What is a Lottery?


A lottery is a gambling game in which you buy a ticket with a set of numbers and try to win money by matching those numbers. Usually, the numbers are chosen randomly. If your numbers match the winning ones, you win some of the money you spent on the ticket and the state or city gets the rest.

A lotterie can be a very lucrative business, but there are some risks involved. A lottery can also have a negative impact on your financial life and on your health.

The first recorded signs of a lottery date back to the Chinese Han dynasty, between 205 and 187 BC. During this period, the Han people believed that a lottery could help finance major government projects like the Great Wall of China.

Since then, lotteries have been used for everything from fund-raising to governmental elections. They have been a significant source of funding for both private and public ventures, such as libraries, churches, schools, canals, bridges, and colleges.

There are many different types of lottery games, from small “50/50” drawings at local events (where the winner gets half of the proceeds) to multi-state lottery games with jackpots that can run into millions of dollars. These games are designed so that a percentage of the profits are donated to good causes, such as educating children or reducing poverty.

If you are interested in playing a lottery, it is important to know how the game works and what the odds of winning are. You should be aware of the various factors that can affect your chances of winning, including the number of tickets in play and the size of the prize pool.

Lottery Statistics: Some lottery operators post their statistics online. These data may include the total number of lottery entries, the breakdown by region and type, and demand information for specific entry dates. Some states, such as Arkansas, have their lottery winners posted on their website after the drawing has taken place.

The purchase of a lottery ticket can be accounted for by decision models that use expected utility maximization, a form of risk-seeking behavior. If the entertainment value of the lottery is high enough, then the monetary loss that results from the purchase may be outweighed by the non-monetary gain, making the purchase a rational choice for some people.

In a simple model of the lottery, the purchase of a ticket can be explained by an expected utility function that includes a curved shape to capture risk-seeking behavior. However, if the probability of winning the lottery is independent of the amount of money paid for the ticket, this kind of modeling will not work.

This can be a difficult problem to solve, and a number of studies have been done on the subject. Despite the problems, lottery sales are still a popular activity.

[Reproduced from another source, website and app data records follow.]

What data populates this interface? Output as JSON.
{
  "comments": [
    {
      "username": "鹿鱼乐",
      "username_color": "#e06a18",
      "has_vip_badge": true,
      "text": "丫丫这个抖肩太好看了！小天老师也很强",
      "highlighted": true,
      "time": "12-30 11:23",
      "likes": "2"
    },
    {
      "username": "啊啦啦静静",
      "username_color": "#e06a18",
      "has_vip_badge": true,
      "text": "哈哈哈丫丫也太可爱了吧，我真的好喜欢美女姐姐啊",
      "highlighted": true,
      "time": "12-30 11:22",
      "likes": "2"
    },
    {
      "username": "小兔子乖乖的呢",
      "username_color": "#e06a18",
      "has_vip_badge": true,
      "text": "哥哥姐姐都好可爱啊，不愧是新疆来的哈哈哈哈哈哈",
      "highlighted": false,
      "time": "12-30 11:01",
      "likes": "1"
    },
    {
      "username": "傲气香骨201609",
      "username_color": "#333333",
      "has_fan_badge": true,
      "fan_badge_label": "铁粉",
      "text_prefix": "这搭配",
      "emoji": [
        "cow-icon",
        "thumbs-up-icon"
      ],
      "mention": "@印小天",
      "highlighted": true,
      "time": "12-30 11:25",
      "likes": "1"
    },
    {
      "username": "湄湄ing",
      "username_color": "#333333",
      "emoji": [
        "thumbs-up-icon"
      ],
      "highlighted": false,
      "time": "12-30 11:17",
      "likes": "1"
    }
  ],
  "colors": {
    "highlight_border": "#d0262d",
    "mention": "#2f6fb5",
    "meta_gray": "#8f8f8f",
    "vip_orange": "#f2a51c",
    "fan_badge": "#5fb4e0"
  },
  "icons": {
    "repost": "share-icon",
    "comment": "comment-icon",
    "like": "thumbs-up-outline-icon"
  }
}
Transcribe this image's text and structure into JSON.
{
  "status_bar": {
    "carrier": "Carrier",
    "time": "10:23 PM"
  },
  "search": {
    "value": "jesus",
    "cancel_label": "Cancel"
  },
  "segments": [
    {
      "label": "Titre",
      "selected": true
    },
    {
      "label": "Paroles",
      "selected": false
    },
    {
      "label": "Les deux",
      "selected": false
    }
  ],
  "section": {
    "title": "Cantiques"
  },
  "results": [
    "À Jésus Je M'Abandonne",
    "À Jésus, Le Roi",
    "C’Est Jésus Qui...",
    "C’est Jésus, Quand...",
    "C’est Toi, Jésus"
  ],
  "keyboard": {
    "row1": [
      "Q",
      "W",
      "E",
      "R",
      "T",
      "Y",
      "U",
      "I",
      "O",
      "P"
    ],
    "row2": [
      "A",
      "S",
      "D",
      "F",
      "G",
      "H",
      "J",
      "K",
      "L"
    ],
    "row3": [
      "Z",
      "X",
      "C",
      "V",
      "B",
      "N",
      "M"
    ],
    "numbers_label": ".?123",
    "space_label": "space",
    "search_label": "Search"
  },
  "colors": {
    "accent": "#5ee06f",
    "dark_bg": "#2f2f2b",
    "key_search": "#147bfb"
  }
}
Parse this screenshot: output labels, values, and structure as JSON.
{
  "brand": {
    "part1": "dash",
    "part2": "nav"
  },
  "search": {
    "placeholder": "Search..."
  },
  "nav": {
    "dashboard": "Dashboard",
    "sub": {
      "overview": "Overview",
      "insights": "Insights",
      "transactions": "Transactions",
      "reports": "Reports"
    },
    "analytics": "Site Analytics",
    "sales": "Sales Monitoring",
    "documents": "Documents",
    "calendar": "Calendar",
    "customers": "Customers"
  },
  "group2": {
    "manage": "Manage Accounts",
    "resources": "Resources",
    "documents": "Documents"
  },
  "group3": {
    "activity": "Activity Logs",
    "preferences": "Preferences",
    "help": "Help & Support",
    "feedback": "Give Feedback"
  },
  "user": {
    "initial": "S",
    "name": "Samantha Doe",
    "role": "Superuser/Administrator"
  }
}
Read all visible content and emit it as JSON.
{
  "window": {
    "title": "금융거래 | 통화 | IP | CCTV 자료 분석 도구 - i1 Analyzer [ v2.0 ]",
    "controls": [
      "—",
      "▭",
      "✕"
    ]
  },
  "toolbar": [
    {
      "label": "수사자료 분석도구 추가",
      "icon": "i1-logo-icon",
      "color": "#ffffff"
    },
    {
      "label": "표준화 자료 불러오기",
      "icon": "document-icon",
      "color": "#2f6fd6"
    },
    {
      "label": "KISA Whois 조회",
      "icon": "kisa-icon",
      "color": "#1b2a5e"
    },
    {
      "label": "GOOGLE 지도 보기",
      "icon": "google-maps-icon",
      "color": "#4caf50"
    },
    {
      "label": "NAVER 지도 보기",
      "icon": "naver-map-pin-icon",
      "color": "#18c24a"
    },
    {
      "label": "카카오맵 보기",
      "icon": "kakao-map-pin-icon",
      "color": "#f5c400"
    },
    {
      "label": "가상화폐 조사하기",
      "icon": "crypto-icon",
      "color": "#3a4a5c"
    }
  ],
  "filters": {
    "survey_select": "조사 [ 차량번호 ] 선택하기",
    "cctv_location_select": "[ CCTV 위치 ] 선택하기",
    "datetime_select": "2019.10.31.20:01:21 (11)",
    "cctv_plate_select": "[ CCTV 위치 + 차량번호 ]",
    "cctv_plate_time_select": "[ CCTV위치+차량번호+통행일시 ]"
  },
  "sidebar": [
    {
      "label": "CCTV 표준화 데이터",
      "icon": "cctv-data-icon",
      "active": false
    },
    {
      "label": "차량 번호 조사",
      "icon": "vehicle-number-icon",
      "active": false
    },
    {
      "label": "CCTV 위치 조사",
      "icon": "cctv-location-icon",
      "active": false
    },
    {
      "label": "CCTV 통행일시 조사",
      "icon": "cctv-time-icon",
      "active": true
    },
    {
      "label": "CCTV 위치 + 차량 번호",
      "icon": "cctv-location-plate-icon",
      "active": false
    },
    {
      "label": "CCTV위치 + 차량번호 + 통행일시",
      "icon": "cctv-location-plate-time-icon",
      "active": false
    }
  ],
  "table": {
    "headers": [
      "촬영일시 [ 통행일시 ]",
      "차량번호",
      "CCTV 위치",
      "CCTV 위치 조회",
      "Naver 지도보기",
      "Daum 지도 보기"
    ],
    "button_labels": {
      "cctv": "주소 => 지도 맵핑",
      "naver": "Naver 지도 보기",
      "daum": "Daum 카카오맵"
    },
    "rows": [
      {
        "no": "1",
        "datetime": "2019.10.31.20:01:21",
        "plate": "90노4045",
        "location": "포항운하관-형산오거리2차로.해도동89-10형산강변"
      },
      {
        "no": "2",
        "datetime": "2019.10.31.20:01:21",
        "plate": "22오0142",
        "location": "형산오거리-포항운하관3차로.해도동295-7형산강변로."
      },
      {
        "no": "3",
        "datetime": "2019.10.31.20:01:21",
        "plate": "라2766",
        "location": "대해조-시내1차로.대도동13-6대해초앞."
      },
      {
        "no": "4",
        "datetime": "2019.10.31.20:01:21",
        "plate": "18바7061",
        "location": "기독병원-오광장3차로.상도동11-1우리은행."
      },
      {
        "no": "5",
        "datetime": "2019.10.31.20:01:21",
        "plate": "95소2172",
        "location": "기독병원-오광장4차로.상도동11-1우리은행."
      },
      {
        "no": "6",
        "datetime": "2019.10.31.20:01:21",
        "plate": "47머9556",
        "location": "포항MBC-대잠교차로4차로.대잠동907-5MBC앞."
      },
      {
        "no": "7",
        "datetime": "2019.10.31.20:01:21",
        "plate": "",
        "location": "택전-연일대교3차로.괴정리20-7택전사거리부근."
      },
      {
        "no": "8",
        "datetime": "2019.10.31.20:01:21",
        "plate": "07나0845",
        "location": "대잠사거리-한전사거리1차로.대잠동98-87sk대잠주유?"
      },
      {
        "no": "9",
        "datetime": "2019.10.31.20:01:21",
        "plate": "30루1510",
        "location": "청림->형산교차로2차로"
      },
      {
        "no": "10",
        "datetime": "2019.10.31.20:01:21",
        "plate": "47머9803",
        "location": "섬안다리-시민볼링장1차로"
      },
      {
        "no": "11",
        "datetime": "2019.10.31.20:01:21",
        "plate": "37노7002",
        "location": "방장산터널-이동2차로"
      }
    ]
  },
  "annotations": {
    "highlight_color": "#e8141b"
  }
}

Several states, such as Pennsylvania, have invested billions of dollars into programs to support the elderly or those who have gambling problems. Others have put their money into state infrastructure to improve roadwork, bridges, or the police force.